I used to think that once my kids were grown I would be able to just sail, but I have determined that the juggling act between family, work, and personal health/growth is like a video game. Just when you feel like you're all that, you are in the next skill level and the bullets are coming a LOT faster and your life is on the line. I have yet to figure out how to stay healthy and get it all done. Missed two art shows this past weekend to ward off illness, but I'm glad I did, as I recovered quickly. (Thanks to my Walgreens pharmacist suggesting megadoses of zinc, only a lingering cough instead of the usual bronchitis.) Hopefully another chance will come at the right time. All I can say is that I hope I'm staying at this skill level for quite awhile and get a lot of practice. Geesh.
The works I have now on my drawing board (other than commissions which I can't share yet) are chalk pastel. I thought I'd talk a bit about the range of process again with this medium, as it really does depend on the subject. This first piece was created from a photo my dad took up in Maine somewhere. I think I might title it "Coming Home", not because it's my home, but because I have been so nostalgic about my hometown in Massachusetts, and really reconnecting these days with family. I want more than anything to visit them. I guess you might say I'm "dreaming of a white Christmas", which was the genesis for this piece.
A new snow fall is so incredibly gorgeous. You can see that in a photo. But unless you have actually experienced it, the divine beauty of how everything turns white, twinkles in the sun, and becomes SO SILENT, except for the squeaking as you walk, you really don't know what I mean. Agreed, I am an idealist and I only lived there as a kid, but I would never turn down winter if it was given to me.
Some of the technique involved in this kind of piece is very similar to oil painting.... Basic, overall shapes and tones were laid down on a paper background that was already a color that would be a good undertone for the colors in the palette. (cool grey) The landscape was laid in with the background colors getting more muted and grey as they got further away.
Then, I used a 'workable fixative' layer to partly fix that bottom layer in, kind of like letting a layer of oil dry, and finally went over it with details and more contrast from the snow, trees, and shadows, especially in the foreground.
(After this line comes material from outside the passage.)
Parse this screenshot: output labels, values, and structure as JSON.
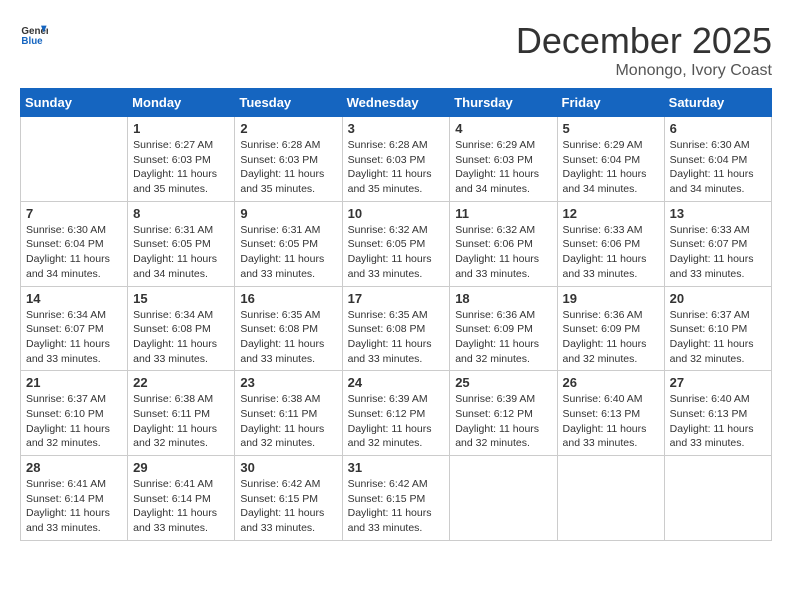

The next piece I'm working on is a different animal entirely. In this case, I am working with a very detailed, precise subject. The photo I am working from was one I took in the workshop of Saul Cornell, a wonderful luthier and very precious man who has been a friend and taken care of my instrument and those of my kids and students for years. For those of you who have never been in a luthier's shop, this video of Saul at work may be delightful to you. I could spend hours in there; it is such a peaceful place of order and passionate focus. I truly admire his patience, grace and care. You will see the small room within his shop where I took the photo below in the video- look for the red walls...
So, here is the photo I took that I mentioned which I fell in love with, and decided to draw...I think it may be like the time I lost my mind and decided to learn how to play the violin. Because it is going to be a bear...
As you can see, there is a LOT of detail, and really no way around it. But, I'm in the mood to hunker down and get myself into some detail these days, so I've at least got a start. In this case, for the pastel work, I used charcoal pencils to lay out the work rather than going straight to the less-detail-oriented pastels, which I did in the previous piece. Instead of laying in large, toned shapes, this piece needs to be treated more as a drawing would be...I worked with the white charcoal first, loosely and lightly, trying to get the basic proportions down, which wasn't the easiest thing I ever did, both with the fact that I'm working with a violin, and also all of those blasted tools in the background! Then, to further define my lines I went over them with a sepia charcoal pencil. Proportion was important here, and I worked by eye, though as I was doing it I was thinking that using a grid may have actually helped. Suffice it to say I did a lot of closing one eye and extending the arm with the pencil and the thumb...and of course there is a lot more of that to go as I go along.
My next step will be to go ahead and lay in the larger areas of tone, like the red wall, the wood table, and the vice and violin. I will need to go back as I do this and double-check the proportions again with everything. Each of those little tools will get defined little by little, first with a base tone and then highlights and shadows. Finally will come the details.
I am thinking of titling this one "Nel Cuore del Maestro", or "Within the Master's Heart" in Italian. Italian, because everything on violin music is in that language, and the meaning is many-fold, which stems from the literal meaning of the instrument being both within the luthier's 'inner sanctum' or shop, and within his heart , (especially fun with the red walls)...Also metaphorically as the violin as having a spirit, or soul. This is also a reference to "The Red Violin"movie, as I mentioned before in my "Transfiguration" post, and that piece. It also has a meaning to me as the violin relating to a person, and the 'master' relating to the divine master, or God, as he works on us in his shop.
So, wish me luck!
News of note- I am still taking commissions for Christmas presents (paintings, packs of cards, etc.)
Pet portraits are a fun gift! Please email me at Lisafirstname.lastname@example.org or call 407-620-1618 to set something up!